What to do
Please reproduce the entries below exactly, omitting any images they contain.

Input records
===
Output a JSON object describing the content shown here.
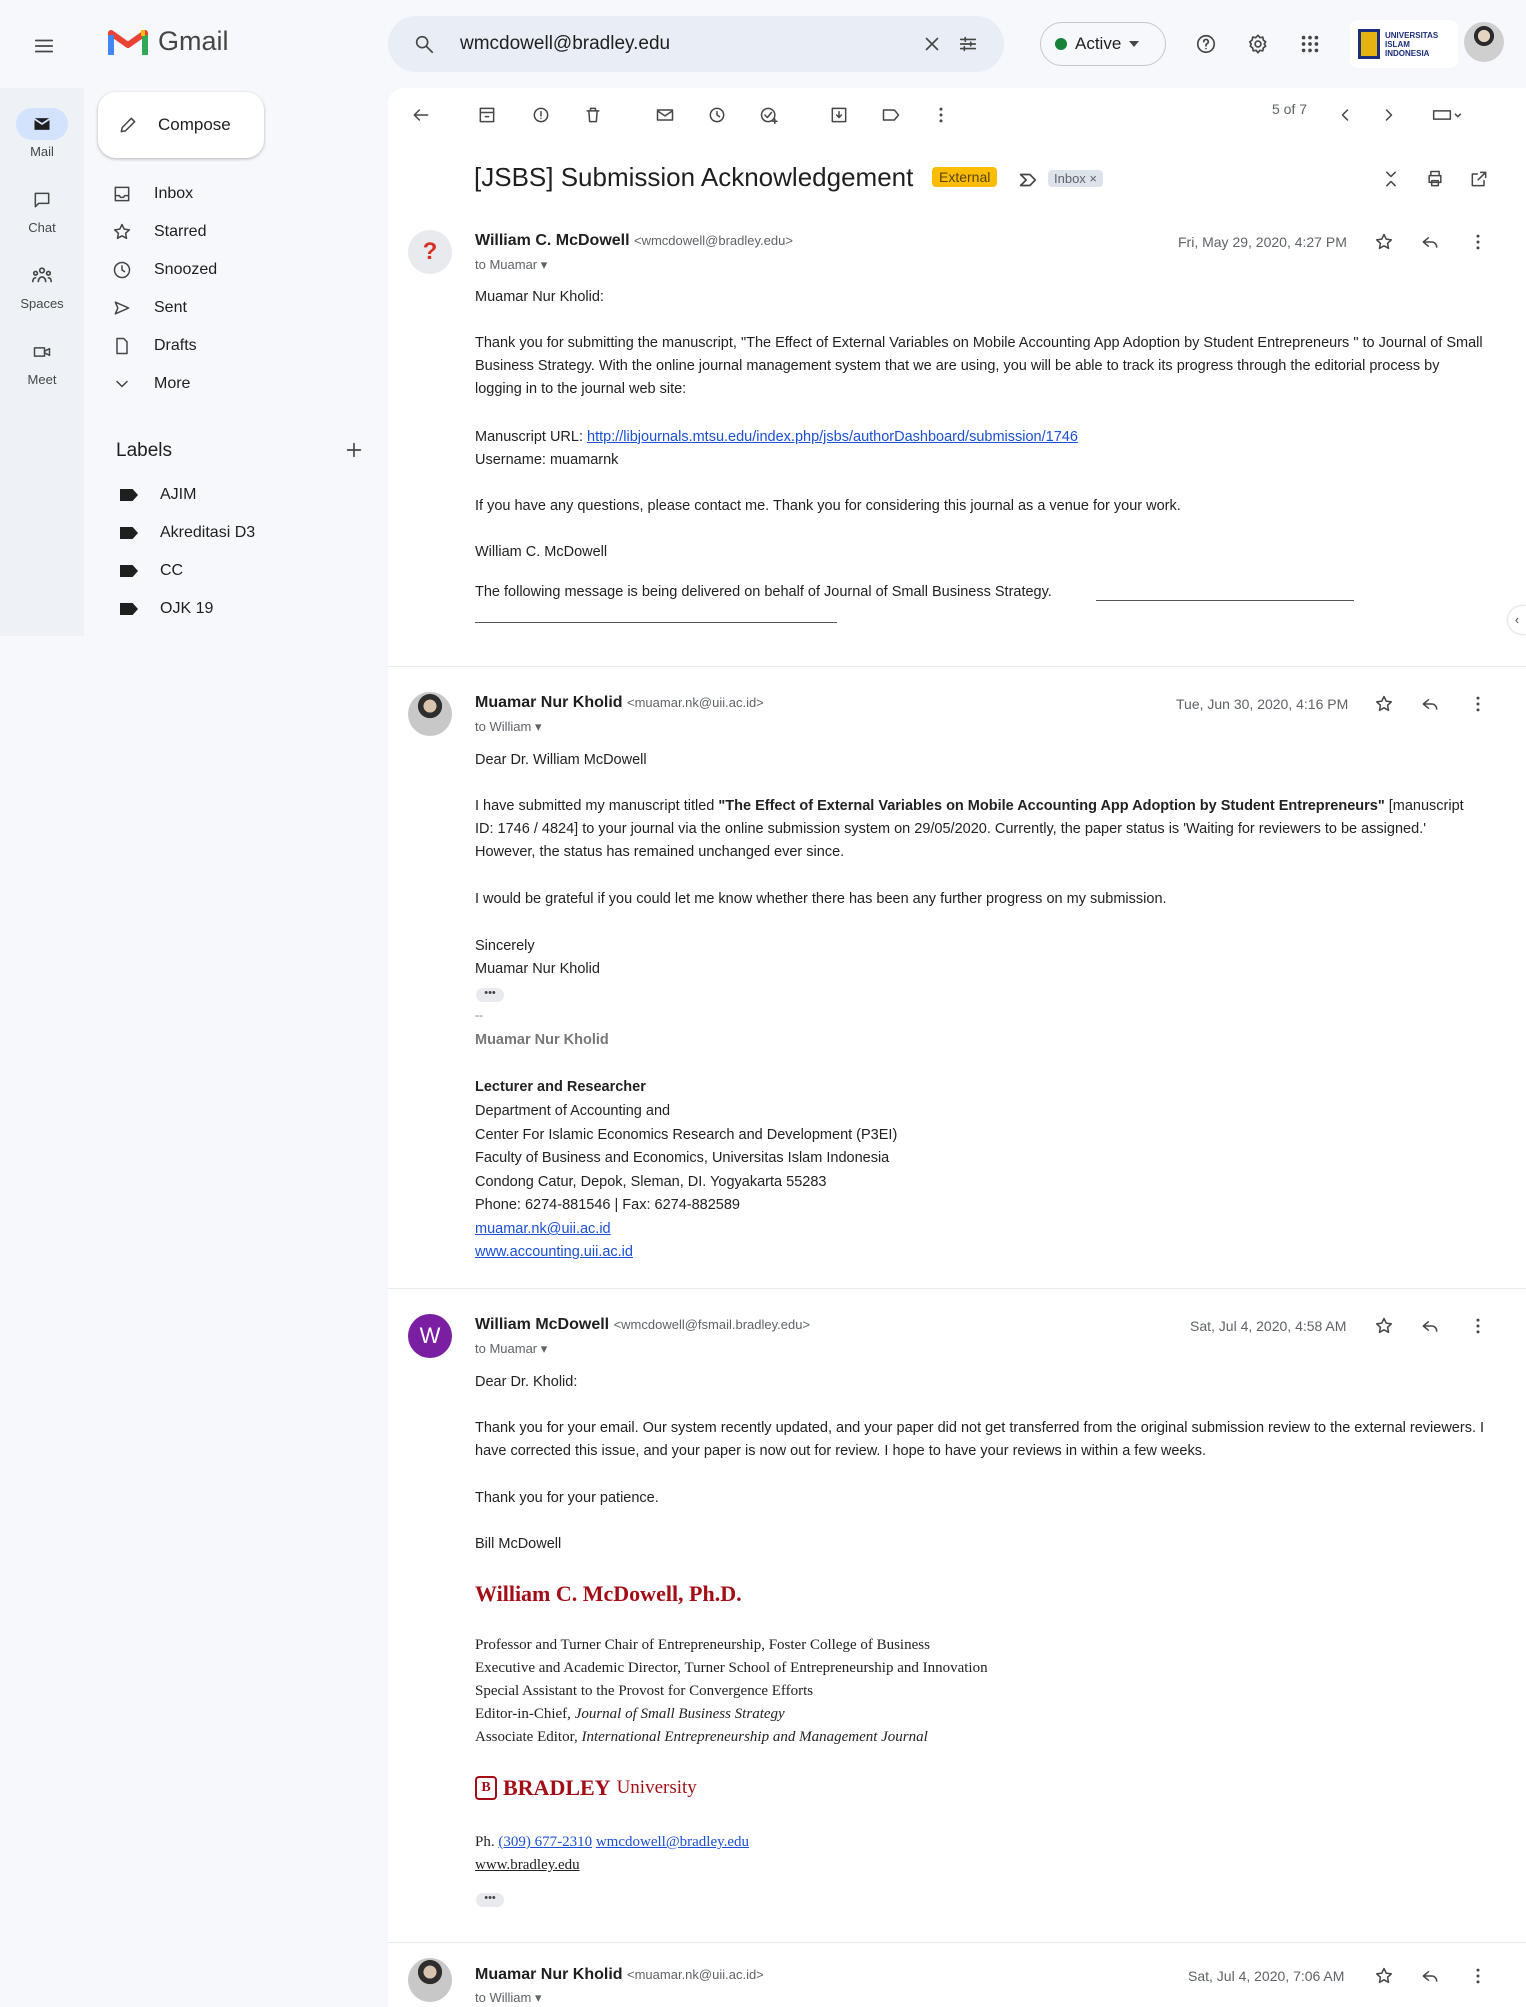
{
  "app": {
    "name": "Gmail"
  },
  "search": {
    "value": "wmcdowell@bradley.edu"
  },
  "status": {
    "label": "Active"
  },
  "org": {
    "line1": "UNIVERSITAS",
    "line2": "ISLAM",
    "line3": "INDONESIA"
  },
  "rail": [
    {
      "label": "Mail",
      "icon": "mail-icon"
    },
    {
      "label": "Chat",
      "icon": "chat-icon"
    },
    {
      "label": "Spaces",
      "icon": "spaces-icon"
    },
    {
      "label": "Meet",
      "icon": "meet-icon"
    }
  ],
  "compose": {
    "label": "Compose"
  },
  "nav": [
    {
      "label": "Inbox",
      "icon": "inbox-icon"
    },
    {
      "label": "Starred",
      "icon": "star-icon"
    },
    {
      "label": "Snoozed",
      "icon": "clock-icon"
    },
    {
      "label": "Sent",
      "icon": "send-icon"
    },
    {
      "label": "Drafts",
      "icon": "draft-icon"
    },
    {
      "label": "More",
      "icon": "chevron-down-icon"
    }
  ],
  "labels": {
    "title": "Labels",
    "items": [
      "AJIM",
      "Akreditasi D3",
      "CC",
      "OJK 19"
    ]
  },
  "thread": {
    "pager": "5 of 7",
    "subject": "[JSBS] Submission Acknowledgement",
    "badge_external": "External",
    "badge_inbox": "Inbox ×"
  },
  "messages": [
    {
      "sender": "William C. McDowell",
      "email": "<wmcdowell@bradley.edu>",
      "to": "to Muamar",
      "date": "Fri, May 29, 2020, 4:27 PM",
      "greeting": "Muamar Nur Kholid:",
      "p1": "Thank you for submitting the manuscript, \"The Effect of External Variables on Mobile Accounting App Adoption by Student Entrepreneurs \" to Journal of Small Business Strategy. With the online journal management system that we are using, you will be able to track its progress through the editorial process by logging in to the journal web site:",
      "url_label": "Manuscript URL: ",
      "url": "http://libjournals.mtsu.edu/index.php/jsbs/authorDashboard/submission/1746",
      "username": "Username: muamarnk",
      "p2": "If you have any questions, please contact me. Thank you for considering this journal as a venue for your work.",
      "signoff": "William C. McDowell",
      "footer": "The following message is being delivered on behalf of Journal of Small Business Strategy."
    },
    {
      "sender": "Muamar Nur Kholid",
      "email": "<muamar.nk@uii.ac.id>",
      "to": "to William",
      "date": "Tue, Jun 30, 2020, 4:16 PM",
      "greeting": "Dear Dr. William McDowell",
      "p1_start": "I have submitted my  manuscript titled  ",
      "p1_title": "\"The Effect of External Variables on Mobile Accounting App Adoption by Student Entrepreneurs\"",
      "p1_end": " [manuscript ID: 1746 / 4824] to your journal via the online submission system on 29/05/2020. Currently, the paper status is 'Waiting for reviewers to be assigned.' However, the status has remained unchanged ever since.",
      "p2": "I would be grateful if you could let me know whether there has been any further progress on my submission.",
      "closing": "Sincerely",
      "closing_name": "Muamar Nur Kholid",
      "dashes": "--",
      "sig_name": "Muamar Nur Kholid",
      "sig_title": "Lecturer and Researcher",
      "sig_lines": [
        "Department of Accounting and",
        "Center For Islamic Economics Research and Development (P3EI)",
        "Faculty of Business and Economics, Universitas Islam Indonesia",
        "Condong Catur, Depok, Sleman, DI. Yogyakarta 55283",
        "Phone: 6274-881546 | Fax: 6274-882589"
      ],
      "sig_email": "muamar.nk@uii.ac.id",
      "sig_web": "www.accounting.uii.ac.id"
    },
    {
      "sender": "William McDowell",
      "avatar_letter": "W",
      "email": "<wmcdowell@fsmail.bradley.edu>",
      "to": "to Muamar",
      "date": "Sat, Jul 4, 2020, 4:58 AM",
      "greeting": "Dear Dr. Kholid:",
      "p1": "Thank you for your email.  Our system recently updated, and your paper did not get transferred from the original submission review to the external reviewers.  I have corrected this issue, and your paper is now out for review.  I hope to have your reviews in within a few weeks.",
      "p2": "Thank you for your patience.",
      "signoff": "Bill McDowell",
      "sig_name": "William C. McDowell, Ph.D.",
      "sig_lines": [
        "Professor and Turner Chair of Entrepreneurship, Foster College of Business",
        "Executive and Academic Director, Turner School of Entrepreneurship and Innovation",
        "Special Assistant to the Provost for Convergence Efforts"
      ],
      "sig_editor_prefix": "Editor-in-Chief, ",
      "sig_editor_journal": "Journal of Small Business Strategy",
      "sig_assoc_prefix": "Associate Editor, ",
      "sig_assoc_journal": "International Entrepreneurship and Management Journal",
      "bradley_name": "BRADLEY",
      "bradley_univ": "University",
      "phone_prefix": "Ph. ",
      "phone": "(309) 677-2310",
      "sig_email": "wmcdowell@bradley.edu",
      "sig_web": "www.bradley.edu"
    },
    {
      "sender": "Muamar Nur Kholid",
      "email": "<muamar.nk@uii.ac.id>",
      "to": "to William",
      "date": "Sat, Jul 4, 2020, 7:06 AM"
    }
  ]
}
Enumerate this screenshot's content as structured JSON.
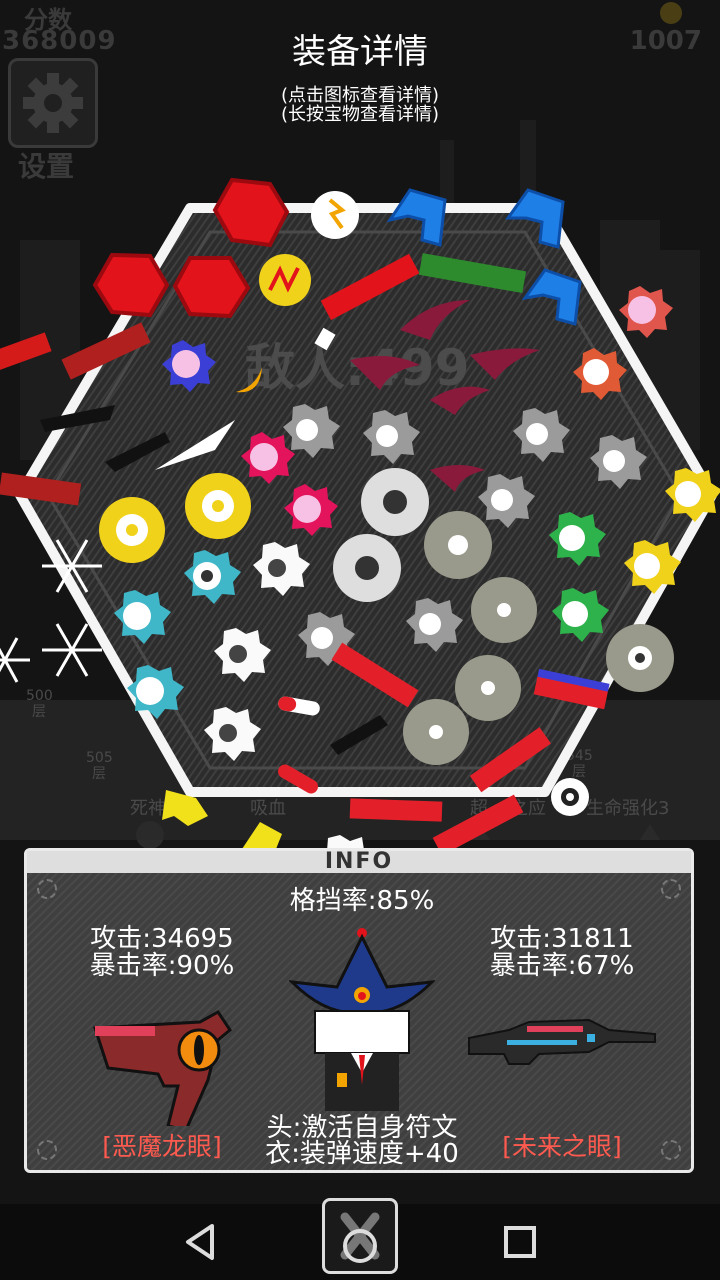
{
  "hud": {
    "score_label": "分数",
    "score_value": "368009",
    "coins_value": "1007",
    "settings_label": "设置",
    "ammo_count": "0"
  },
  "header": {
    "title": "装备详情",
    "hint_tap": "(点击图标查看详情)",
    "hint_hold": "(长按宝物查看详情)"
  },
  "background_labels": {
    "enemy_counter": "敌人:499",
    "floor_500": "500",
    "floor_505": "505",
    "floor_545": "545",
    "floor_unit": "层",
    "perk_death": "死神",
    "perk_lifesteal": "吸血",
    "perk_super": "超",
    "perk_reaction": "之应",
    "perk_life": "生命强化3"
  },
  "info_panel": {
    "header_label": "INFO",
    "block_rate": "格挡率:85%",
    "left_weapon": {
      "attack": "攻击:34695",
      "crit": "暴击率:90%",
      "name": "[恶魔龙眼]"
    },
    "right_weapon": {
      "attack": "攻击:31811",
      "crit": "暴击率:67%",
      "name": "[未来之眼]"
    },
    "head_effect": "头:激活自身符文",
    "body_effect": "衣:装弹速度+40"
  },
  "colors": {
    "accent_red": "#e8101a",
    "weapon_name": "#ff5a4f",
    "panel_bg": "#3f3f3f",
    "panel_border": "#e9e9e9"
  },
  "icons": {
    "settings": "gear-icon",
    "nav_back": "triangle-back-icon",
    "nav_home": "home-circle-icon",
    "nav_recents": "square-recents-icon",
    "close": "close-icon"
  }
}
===
Solution for this problem
Output a JSON object describing the content shown here.
{
  "app": {
    "name": "Gmail"
  },
  "search": {
    "value": "wmcdowell@bradley.edu"
  },
  "status": {
    "label": "Active"
  },
  "org": {
    "line1": "UNIVERSITAS",
    "line2": "ISLAM",
    "line3": "INDONESIA"
  },
  "rail": [
    {
      "label": "Mail",
      "icon": "mail-icon"
    },
    {
      "label": "Chat",
      "icon": "chat-icon"
    },
    {
      "label": "Spaces",
      "icon": "spaces-icon"
    },
    {
      "label": "Meet",
      "icon": "meet-icon"
    }
  ],
  "compose": {
    "label": "Compose"
  },
  "nav": [
    {
      "label": "Inbox",
      "icon": "inbox-icon"
    },
    {
      "label": "Starred",
      "icon": "star-icon"
    },
    {
      "label": "Snoozed",
      "icon": "clock-icon"
    },
    {
      "label": "Sent",
      "icon": "send-icon"
    },
    {
      "label": "Drafts",
      "icon": "draft-icon"
    },
    {
      "label": "More",
      "icon": "chevron-down-icon"
    }
  ],
  "labels": {
    "title": "Labels",
    "items": [
      "AJIM",
      "Akreditasi D3",
      "CC",
      "OJK 19"
    ]
  },
  "thread": {
    "pager": "5 of 7",
    "subject": "[JSBS] Submission Acknowledgement",
    "badge_external": "External",
    "badge_inbox": "Inbox ×"
  },
  "messages": [
    {
      "sender": "William C. McDowell",
      "email": "<wmcdowell@bradley.edu>",
      "to": "to Muamar",
      "date": "Fri, May 29, 2020, 4:27 PM",
      "greeting": "Muamar Nur Kholid:",
      "p1": "Thank you for submitting the manuscript, \"The Effect of External Variables on Mobile Accounting App Adoption by Student Entrepreneurs \" to Journal of Small Business Strategy. With the online journal management system that we are using, you will be able to track its progress through the editorial process by logging in to the journal web site:",
      "url_label": "Manuscript URL: ",
      "url": "http://libjournals.mtsu.edu/index.php/jsbs/authorDashboard/submission/1746",
      "username": "Username: muamarnk",
      "p2": "If you have any questions, please contact me. Thank you for considering this journal as a venue for your work.",
      "signoff": "William C. McDowell",
      "footer": "The following message is being delivered on behalf of Journal of Small Business Strategy."
    },
    {
      "sender": "Muamar Nur Kholid",
      "email": "<muamar.nk@uii.ac.id>",
      "to": "to William",
      "date": "Tue, Jun 30, 2020, 4:16 PM",
      "greeting": "Dear Dr. William McDowell",
      "p1_start": "I have submitted my  manuscript titled  ",
      "p1_title": "\"The Effect of External Variables on Mobile Accounting App Adoption by Student Entrepreneurs\"",
      "p1_end": " [manuscript ID: 1746 / 4824] to your journal via the online submission system on 29/05/2020. Currently, the paper status is 'Waiting for reviewers to be assigned.' However, the status has remained unchanged ever since.",
      "p2": "I would be grateful if you could let me know whether there has been any further progress on my submission.",
      "closing": "Sincerely",
      "closing_name": "Muamar Nur Kholid",
      "dashes": "--",
      "sig_name": "Muamar Nur Kholid",
      "sig_title": "Lecturer and Researcher",
      "sig_lines": [
        "Department of Accounting and",
        "Center For Islamic Economics Research and Development (P3EI)",
        "Faculty of Business and Economics, Universitas Islam Indonesia",
        "Condong Catur, Depok, Sleman, DI. Yogyakarta 55283",
        "Phone: 6274-881546 | Fax: 6274-882589"
      ],
      "sig_email": "muamar.nk@uii.ac.id",
      "sig_web": "www.accounting.uii.ac.id"
    },
    {
      "sender": "William McDowell",
      "avatar_letter": "W",
      "email": "<wmcdowell@fsmail.bradley.edu>",
      "to": "to Muamar",
      "date": "Sat, Jul 4, 2020, 4:58 AM",
      "greeting": "Dear Dr. Kholid:",
      "p1": "Thank you for your email.  Our system recently updated, and your paper did not get transferred from the original submission review to the external reviewers.  I have corrected this issue, and your paper is now out for review.  I hope to have your reviews in within a few weeks.",
      "p2": "Thank you for your patience.",
      "signoff": "Bill McDowell",
      "sig_name": "William C. McDowell, Ph.D.",
      "sig_lines": [
        "Professor and Turner Chair of Entrepreneurship, Foster College of Business",
        "Executive and Academic Director, Turner School of Entrepreneurship and Innovation",
        "Special Assistant to the Provost for Convergence Efforts"
      ],
      "sig_editor_prefix": "Editor-in-Chief, ",
      "sig_editor_journal": "Journal of Small Business Strategy",
      "sig_assoc_prefix": "Associate Editor, ",
      "sig_assoc_journal": "International Entrepreneurship and Management Journal",
      "bradley_name": "BRADLEY",
      "bradley_univ": "University",
      "phone_prefix": "Ph. ",
      "phone": "(309) 677-2310",
      "sig_email": "wmcdowell@bradley.edu",
      "sig_web": "www.bradley.edu"
    },
    {
      "sender": "Muamar Nur Kholid",
      "email": "<muamar.nk@uii.ac.id>",
      "to": "to William",
      "date": "Sat, Jul 4, 2020, 7:06 AM"
    }
  ]
}
Enumerate this screenshot's content as structured JSON.
{
  "hud": {
    "score_label": "分数",
    "score_value": "368009",
    "coins_value": "1007",
    "settings_label": "设置",
    "ammo_count": "0"
  },
  "header": {
    "title": "装备详情",
    "hint_tap": "(点击图标查看详情)",
    "hint_hold": "(长按宝物查看详情)"
  },
  "background_labels": {
    "enemy_counter": "敌人:499",
    "floor_500": "500",
    "floor_505": "505",
    "floor_545": "545",
    "floor_unit": "层",
    "perk_death": "死神",
    "perk_lifesteal": "吸血",
    "perk_super": "超",
    "perk_reaction": "之应",
    "perk_life": "生命强化3"
  },
  "info_panel": {
    "header_label": "INFO",
    "block_rate": "格挡率:85%",
    "left_weapon": {
      "attack": "攻击:34695",
      "crit": "暴击率:90%",
      "name": "[恶魔龙眼]"
    },
    "right_weapon": {
      "attack": "攻击:31811",
      "crit": "暴击率:67%",
      "name": "[未来之眼]"
    },
    "head_effect": "头:激活自身符文",
    "body_effect": "衣:装弹速度+40"
  },
  "colors": {
    "accent_red": "#e8101a",
    "weapon_name": "#ff5a4f",
    "panel_bg": "#3f3f3f",
    "panel_border": "#e9e9e9"
  },
  "icons": {
    "settings": "gear-icon",
    "nav_back": "triangle-back-icon",
    "nav_home": "home-circle-icon",
    "nav_recents": "square-recents-icon",
    "close": "close-icon"
  }
}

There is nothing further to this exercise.